Documentary to premiere on Indiana Holocaust survivor
TERRE HAUTE, Ind. (AP) — Eva Mozes Kor has been telling her own story as a Holocaust survivor for most of her life.
But in a few weeks, a documentary film about her life will add another level of the public’s understanding of the energetic Terre Haute woman who learned to forgive her Nazi tormentors as part of her own self-healing.
“Eva” will premiere on April 5 in Indianapolis and on April 14 in Terre Haute.
It’s a documentary project produced by Ted Green Films, Mika Brown and WFYI, and it captures the legacy of Kor as she has persisted in telling her story in her own effort to make the world a better place.
Kor lost her parents and siblings to the Holocaust after her Jewish family was removed from their home in Romania and sent to the Auschwitz concentration camp.
She and her twin sister, Miriam, both of whom survived Auschwitz, were experimented upon by Nazi doctor Josef Mengele, and they were orphans upon their liberation from the camp.
As an adult who married and moved to Terre Haute, Kor has shared her Holocaust story and became well-known for her activism and the establishment of the CANDLES Holocaust Museum. (CANDLES stands for Children of Auschwitz Nazi Deadly Lab Experiments Survivors.)
Now 84, Kor remains active as she travels the world, sharing her personal epiphany that forgiveness is the ultimate healing agent for one’s psychological and emotional wounds.
“I discovered the cure from victimhood,” Kor said as she talked about the upcoming release of the film and how her message of forgiveness has received both praise and criticism. “Should I keep that to myself?”
Kor stands only 4 feet, 9 inches tall, and she uses a walker. But her personality still seems giant as she enters a room.
“I’m level-headed but not afraid to take on a challenge,” Kor said as she explained her quick mind and steadfast determination to help others.
“I am never a worrier. I am a doer,” she said.
Her life has been full of challenges. More than 40 years after escaping the death camp with her sister, she cared for her son as he battled cancer, and she donated a kidney to her ailing sister.
She persisted in getting her bachelor’s degree from Indiana State University, and then her master’s degree. She sold real estate to pay the bills.
She has worked with Green and Brown on the documentary for several months, traveling to Auschwitz and Israel, telling some stories and events that weren’t always popularly received.
“He has discovered things about me that I had forgotten,” Kor said of Green and his research.

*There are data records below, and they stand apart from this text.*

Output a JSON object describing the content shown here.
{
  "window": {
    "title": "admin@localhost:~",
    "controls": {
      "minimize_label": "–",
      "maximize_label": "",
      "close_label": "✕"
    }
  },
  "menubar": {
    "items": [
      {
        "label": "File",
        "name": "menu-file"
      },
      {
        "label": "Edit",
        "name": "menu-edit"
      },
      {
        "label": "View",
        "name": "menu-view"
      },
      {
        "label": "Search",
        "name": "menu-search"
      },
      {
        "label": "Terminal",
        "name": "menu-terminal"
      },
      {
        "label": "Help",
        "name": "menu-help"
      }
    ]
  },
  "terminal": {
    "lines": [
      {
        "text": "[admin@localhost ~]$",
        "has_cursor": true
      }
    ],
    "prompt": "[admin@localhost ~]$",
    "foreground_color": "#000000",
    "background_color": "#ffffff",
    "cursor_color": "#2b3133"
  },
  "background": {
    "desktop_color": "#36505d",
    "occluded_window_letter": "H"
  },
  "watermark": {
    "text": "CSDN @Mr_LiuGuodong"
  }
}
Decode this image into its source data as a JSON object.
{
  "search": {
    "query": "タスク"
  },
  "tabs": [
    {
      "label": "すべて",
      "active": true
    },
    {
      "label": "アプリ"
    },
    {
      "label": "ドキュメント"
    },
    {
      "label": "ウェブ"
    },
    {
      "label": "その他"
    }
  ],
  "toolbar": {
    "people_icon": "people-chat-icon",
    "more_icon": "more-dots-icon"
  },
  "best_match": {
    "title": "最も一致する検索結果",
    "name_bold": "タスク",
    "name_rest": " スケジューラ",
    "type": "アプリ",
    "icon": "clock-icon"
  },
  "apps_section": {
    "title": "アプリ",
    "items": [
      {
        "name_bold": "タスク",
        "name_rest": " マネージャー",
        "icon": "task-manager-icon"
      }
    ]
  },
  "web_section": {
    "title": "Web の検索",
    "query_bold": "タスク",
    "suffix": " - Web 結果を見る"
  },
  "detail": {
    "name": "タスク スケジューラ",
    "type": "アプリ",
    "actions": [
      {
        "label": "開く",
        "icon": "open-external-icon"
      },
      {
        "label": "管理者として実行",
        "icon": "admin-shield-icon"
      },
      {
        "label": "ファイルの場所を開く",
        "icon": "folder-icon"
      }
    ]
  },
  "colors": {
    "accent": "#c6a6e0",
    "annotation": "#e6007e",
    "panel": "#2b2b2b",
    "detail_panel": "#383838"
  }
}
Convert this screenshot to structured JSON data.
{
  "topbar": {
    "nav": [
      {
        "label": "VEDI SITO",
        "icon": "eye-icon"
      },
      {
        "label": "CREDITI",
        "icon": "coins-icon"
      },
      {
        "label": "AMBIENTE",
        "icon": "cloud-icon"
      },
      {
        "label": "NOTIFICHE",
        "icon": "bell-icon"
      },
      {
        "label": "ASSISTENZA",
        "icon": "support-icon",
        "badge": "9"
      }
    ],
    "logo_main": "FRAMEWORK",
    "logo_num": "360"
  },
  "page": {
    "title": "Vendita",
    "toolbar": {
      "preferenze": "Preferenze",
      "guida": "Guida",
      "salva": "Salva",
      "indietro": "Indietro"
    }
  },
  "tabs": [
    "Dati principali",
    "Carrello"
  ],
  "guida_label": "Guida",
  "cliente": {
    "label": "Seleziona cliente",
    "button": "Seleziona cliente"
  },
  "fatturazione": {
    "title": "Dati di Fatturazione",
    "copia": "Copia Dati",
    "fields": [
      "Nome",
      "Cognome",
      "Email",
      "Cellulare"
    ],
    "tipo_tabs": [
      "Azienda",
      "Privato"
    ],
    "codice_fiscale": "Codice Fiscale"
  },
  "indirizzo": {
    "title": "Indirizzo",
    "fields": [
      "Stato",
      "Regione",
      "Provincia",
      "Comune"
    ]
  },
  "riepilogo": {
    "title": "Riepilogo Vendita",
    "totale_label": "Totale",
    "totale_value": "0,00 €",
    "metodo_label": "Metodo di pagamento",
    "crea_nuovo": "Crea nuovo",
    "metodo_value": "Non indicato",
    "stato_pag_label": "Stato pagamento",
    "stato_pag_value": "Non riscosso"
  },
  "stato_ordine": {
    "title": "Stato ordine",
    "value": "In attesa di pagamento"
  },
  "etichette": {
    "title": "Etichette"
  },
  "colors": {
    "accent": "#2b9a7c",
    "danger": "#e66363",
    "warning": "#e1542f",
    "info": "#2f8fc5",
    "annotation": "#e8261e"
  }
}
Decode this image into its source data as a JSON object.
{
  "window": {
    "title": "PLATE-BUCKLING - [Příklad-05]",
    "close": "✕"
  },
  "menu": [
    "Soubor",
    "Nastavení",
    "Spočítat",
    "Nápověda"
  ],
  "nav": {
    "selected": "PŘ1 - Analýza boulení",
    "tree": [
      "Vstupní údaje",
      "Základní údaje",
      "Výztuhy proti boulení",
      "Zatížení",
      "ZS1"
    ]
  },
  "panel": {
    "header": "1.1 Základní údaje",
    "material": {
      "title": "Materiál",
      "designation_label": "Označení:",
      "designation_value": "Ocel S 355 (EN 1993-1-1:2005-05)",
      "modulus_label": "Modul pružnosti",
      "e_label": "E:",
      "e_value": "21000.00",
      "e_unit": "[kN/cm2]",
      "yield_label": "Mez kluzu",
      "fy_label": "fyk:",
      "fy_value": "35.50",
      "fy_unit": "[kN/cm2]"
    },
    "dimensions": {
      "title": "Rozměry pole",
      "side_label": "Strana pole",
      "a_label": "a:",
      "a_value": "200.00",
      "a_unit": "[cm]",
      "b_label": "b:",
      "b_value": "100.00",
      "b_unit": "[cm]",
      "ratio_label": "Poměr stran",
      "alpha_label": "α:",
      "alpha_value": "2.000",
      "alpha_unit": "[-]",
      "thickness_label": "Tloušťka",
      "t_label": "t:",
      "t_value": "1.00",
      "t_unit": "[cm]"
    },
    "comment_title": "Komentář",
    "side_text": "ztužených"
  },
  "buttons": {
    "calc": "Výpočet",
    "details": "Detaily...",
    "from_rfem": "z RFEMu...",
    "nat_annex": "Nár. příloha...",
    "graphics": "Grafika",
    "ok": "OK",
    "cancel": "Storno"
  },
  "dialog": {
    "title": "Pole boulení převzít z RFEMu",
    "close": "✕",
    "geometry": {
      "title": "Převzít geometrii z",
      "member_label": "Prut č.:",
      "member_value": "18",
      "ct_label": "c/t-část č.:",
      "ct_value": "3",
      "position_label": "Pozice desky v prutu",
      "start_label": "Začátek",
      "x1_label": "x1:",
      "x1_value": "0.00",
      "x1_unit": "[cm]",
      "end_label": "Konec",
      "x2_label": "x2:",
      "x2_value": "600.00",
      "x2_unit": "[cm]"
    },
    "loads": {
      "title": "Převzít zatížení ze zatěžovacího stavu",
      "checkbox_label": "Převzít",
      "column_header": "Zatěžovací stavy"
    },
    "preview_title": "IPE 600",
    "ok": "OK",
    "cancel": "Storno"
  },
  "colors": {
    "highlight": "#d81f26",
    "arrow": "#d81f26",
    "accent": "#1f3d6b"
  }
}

Green combed newspaper archives and interviewed hundreds of people for the project.
“One of the obvious challenges for us is that Eva’s story has been told before – she’s been telling it for decades,” Green said. “But I do believe that even people in the Terre Haute community will be surprised by much of what we’ve found.
“Her story is nearly always told in two acts: Auschwitz and forgiveness. But there’s a middle act — the 50 years in between those two. Eva doesn’t talk about it much because it’s painful for her. But she had the courage to open up to us, and I believe that’s the most revealing part of the film.
“It shows the full, nuanced journey to forgiveness, and puts into such great relief how far she’s come.”
Kor’s notoriety has grown even more since the documentary project began.
Last fall, she was the subject of a BuzzFeed video – “I Survived The Holocaust Twin Experiments.” It has had more than five million views on You Tube and received more than 20,000 comments. On Facebook, the video has more than 185 million views, by far BuzzFeed’s most ever.
The popularity of that video surprises Kor, but she feels it helps spread her message of forgiveness.
As for the documentary, Kor is excited it will be shared in Terre Haute during the week of inaugural events for ISU’s new president, Deborah Curtis.
Tickets for the film event in Tilson Music Hall go on sale Thursday. The April 5 premier in Indianapolis is sold out.
Without seeing any parts of the film yet, Kor said she has no idea what to expect. And she appreciates the long hours that Green and Brown put into the project.
“The production of the film had a lot going into it,” she said. “A lot of work, a lot of detail.”
How other people receive the film is important to her, and she hopes it can be used to spark dialogue and discussions about discrimination, conflict resolution and how forgiveness heals a person.